--- Source material ---
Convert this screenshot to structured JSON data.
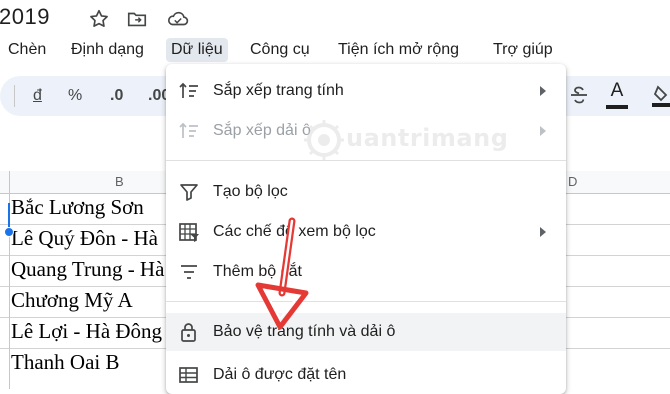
{
  "title_bar": {
    "doc_title": "2019",
    "icons": [
      "star-icon",
      "move-to-folder-icon",
      "cloud-status-icon"
    ]
  },
  "menubar": {
    "items": [
      {
        "label": "Chèn"
      },
      {
        "label": "Định dạng"
      },
      {
        "label": "Dữ liệu",
        "active": true
      },
      {
        "label": "Công cụ"
      },
      {
        "label": "Tiện ích mở rộng"
      },
      {
        "label": "Trợ giúp"
      }
    ]
  },
  "toolbar": {
    "currency_label": "đ",
    "percent_label": "%",
    "decrease_decimals_label": ".0",
    "increase_decimals_label": ".00",
    "text_color_label": "A",
    "icons": [
      "strikethrough-icon",
      "text-color-icon",
      "fill-color-icon"
    ]
  },
  "grid": {
    "columns": [
      "B",
      "D"
    ],
    "rows": [
      "Bắc Lương Sơn",
      "Lê Quý Đôn - Hà",
      "Quang Trung - Hà",
      "Chương Mỹ A",
      "Lê Lợi - Hà Đông",
      "Thanh Oai B"
    ]
  },
  "data_menu": {
    "items": [
      {
        "label": "Sắp xếp trang tính",
        "icon": "sort-icon",
        "submenu": true,
        "disabled": false
      },
      {
        "label": "Sắp xếp dải ô",
        "icon": "sort-range-icon",
        "submenu": true,
        "disabled": true
      },
      {
        "label": "Tạo bộ lọc",
        "icon": "filter-icon",
        "submenu": false,
        "disabled": false
      },
      {
        "label": "Các chế độ xem bộ lọc",
        "icon": "filter-views-icon",
        "submenu": true,
        "disabled": false
      },
      {
        "label": "Thêm bộ cắt",
        "icon": "slicer-icon",
        "submenu": false,
        "disabled": false
      },
      {
        "label": "Bảo vệ trang tính và dải ô",
        "icon": "lock-icon",
        "submenu": false,
        "disabled": false,
        "highlighted": true
      },
      {
        "label": "Dải ô được đặt tên",
        "icon": "named-range-icon",
        "submenu": false,
        "disabled": false
      }
    ]
  },
  "watermark": {
    "text": "uantrimang"
  },
  "colors": {
    "accent": "#1a73e8",
    "arrow": "#e53935",
    "toolbar_bg": "#edf2fa",
    "menu_active_bg": "#e3e8ef"
  }
}
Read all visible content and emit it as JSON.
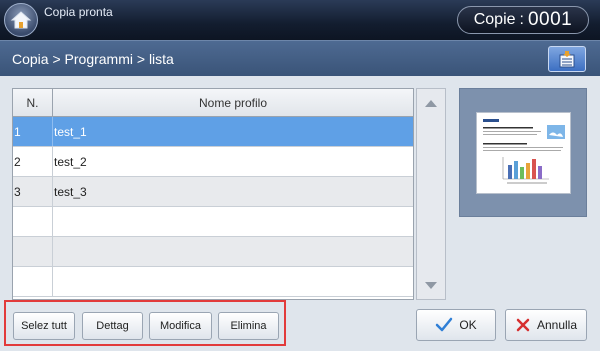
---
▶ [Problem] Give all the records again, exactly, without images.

▶ [Reply]
Convert this screenshot to structured JSON data.
{
  "title_bar": {
    "doc_title": "2019",
    "icons": [
      "star-icon",
      "move-to-folder-icon",
      "cloud-status-icon"
    ]
  },
  "menubar": {
    "items": [
      {
        "label": "Chèn"
      },
      {
        "label": "Định dạng"
      },
      {
        "label": "Dữ liệu",
        "active": true
      },
      {
        "label": "Công cụ"
      },
      {
        "label": "Tiện ích mở rộng"
      },
      {
        "label": "Trợ giúp"
      }
    ]
  },
  "toolbar": {
    "currency_label": "đ",
    "percent_label": "%",
    "decrease_decimals_label": ".0",
    "increase_decimals_label": ".00",
    "text_color_label": "A",
    "icons": [
      "strikethrough-icon",
      "text-color-icon",
      "fill-color-icon"
    ]
  },
  "grid": {
    "columns": [
      "B",
      "D"
    ],
    "rows": [
      "Bắc Lương Sơn",
      "Lê Quý Đôn - Hà",
      "Quang Trung - Hà",
      "Chương Mỹ A",
      "Lê Lợi - Hà Đông",
      "Thanh Oai B"
    ]
  },
  "data_menu": {
    "items": [
      {
        "label": "Sắp xếp trang tính",
        "icon": "sort-icon",
        "submenu": true,
        "disabled": false
      },
      {
        "label": "Sắp xếp dải ô",
        "icon": "sort-range-icon",
        "submenu": true,
        "disabled": true
      },
      {
        "label": "Tạo bộ lọc",
        "icon": "filter-icon",
        "submenu": false,
        "disabled": false
      },
      {
        "label": "Các chế độ xem bộ lọc",
        "icon": "filter-views-icon",
        "submenu": true,
        "disabled": false
      },
      {
        "label": "Thêm bộ cắt",
        "icon": "slicer-icon",
        "submenu": false,
        "disabled": false
      },
      {
        "label": "Bảo vệ trang tính và dải ô",
        "icon": "lock-icon",
        "submenu": false,
        "disabled": false,
        "highlighted": true
      },
      {
        "label": "Dải ô được đặt tên",
        "icon": "named-range-icon",
        "submenu": false,
        "disabled": false
      }
    ]
  },
  "watermark": {
    "text": "uantrimang"
  },
  "colors": {
    "accent": "#1a73e8",
    "arrow": "#e53935",
    "toolbar_bg": "#edf2fa",
    "menu_active_bg": "#e3e8ef"
  }
}
Read all visible content and emit it as JSON.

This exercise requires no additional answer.